*Task requirements:* Search the records for "true" and copy each line that holds it.

= = = = =

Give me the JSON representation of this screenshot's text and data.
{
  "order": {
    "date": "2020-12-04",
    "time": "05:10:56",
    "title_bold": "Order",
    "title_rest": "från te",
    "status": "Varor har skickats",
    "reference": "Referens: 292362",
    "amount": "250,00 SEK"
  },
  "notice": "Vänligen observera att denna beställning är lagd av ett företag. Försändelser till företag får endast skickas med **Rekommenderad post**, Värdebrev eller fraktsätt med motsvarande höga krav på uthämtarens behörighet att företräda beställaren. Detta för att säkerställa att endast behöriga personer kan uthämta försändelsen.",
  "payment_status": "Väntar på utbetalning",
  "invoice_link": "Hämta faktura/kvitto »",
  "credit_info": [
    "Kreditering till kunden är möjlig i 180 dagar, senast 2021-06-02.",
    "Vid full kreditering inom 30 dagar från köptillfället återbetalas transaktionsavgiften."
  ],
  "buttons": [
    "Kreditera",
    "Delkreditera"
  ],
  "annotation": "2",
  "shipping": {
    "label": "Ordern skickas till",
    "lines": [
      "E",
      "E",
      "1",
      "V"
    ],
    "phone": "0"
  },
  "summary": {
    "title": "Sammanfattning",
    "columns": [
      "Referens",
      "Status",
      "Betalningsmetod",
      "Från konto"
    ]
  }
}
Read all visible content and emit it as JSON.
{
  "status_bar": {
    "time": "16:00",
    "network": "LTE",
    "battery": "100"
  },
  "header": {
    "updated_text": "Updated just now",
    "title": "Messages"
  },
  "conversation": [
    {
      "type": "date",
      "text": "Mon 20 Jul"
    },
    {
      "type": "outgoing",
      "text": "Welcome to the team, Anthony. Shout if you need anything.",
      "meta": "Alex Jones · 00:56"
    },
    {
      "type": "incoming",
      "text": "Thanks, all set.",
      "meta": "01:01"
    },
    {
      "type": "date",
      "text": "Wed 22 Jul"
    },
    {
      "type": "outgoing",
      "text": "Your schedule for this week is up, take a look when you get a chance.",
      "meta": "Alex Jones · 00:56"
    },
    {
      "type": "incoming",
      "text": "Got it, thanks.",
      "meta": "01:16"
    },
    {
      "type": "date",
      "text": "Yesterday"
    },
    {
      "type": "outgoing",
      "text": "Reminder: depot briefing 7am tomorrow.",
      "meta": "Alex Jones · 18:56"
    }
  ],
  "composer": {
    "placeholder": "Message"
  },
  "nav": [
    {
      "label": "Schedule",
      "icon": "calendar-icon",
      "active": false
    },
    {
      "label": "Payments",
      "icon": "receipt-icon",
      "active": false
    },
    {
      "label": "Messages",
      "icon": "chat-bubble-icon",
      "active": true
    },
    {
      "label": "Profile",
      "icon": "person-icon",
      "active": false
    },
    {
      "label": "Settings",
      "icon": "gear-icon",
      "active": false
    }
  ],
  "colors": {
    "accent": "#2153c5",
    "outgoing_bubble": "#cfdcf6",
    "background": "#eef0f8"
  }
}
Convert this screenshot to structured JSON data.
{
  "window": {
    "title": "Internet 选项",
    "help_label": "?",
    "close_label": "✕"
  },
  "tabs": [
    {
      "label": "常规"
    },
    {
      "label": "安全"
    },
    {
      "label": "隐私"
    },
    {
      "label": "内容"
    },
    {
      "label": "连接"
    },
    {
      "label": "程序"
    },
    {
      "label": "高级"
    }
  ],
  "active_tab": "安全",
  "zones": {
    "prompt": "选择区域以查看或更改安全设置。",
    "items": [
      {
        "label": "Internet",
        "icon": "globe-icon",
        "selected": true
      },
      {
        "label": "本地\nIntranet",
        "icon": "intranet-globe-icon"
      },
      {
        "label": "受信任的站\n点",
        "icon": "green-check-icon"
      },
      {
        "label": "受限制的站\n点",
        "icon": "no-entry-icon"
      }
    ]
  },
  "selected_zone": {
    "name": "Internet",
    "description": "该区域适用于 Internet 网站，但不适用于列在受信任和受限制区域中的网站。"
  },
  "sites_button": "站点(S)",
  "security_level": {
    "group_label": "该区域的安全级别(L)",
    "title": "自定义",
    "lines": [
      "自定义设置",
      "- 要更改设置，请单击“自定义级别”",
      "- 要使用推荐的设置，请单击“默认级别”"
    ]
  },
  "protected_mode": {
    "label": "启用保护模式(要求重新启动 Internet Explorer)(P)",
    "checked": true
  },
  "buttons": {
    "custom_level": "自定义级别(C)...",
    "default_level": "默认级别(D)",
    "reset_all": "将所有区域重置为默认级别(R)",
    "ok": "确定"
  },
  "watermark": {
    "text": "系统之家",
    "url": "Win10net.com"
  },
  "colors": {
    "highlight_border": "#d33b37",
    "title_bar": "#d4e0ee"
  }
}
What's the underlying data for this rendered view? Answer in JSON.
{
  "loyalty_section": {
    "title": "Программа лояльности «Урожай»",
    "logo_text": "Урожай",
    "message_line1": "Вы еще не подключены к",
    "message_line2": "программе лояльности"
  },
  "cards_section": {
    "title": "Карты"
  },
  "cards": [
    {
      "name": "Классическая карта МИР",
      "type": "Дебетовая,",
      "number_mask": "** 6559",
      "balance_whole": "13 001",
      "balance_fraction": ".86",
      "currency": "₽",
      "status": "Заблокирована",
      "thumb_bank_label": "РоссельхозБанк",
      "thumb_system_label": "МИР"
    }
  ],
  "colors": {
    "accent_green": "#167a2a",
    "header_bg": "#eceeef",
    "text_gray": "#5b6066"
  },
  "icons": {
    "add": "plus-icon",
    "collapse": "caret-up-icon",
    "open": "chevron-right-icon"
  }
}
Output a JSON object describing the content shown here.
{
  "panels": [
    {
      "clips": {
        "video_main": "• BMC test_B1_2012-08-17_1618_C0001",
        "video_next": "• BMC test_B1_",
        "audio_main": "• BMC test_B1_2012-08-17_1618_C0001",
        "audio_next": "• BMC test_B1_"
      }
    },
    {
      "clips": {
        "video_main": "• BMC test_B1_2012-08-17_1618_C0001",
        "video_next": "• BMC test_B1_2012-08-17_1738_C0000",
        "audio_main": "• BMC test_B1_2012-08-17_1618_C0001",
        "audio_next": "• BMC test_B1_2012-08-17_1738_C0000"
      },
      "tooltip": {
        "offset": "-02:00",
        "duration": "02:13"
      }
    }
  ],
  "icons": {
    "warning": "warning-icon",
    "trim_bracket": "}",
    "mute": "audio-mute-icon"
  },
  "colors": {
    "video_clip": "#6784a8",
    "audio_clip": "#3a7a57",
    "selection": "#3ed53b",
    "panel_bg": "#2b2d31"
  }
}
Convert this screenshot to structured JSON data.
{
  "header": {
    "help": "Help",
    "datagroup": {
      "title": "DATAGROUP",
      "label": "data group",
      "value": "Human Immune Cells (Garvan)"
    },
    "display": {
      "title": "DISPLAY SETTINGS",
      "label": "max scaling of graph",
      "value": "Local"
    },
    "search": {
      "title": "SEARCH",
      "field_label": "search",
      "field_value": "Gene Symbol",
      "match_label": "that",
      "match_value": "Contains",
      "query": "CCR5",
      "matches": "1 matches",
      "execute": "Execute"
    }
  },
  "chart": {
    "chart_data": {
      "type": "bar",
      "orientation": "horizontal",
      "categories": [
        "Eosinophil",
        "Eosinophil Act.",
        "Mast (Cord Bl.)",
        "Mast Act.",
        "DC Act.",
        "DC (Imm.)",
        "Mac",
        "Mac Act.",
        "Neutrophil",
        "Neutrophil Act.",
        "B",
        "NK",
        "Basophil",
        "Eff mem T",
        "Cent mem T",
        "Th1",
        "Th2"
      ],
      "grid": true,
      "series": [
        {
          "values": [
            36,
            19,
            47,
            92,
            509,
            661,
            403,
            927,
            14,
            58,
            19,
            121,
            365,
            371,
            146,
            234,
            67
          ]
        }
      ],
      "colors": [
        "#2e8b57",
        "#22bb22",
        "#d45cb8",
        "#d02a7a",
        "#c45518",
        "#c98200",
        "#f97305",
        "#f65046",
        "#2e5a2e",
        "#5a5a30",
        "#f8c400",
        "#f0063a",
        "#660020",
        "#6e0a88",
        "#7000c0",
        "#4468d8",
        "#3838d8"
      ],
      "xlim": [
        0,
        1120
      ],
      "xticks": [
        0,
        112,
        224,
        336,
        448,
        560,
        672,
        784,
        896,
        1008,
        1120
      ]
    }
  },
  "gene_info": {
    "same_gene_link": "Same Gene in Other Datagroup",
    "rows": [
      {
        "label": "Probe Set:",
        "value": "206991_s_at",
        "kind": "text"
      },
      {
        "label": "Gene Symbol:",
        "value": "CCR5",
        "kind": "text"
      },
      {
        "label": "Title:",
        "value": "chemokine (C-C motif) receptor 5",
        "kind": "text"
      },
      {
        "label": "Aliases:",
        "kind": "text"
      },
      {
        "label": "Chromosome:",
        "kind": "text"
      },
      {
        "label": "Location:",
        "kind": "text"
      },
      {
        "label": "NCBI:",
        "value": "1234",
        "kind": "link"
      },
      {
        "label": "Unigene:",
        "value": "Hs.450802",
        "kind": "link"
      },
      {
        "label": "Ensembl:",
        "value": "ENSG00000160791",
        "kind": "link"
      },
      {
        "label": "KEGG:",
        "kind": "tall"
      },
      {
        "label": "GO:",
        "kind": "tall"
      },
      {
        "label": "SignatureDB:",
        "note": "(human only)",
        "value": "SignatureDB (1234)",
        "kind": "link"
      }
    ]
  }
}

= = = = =

*Finished exercise:*
      "active": true
        "selected": true
    "checked": true
      "grid": true,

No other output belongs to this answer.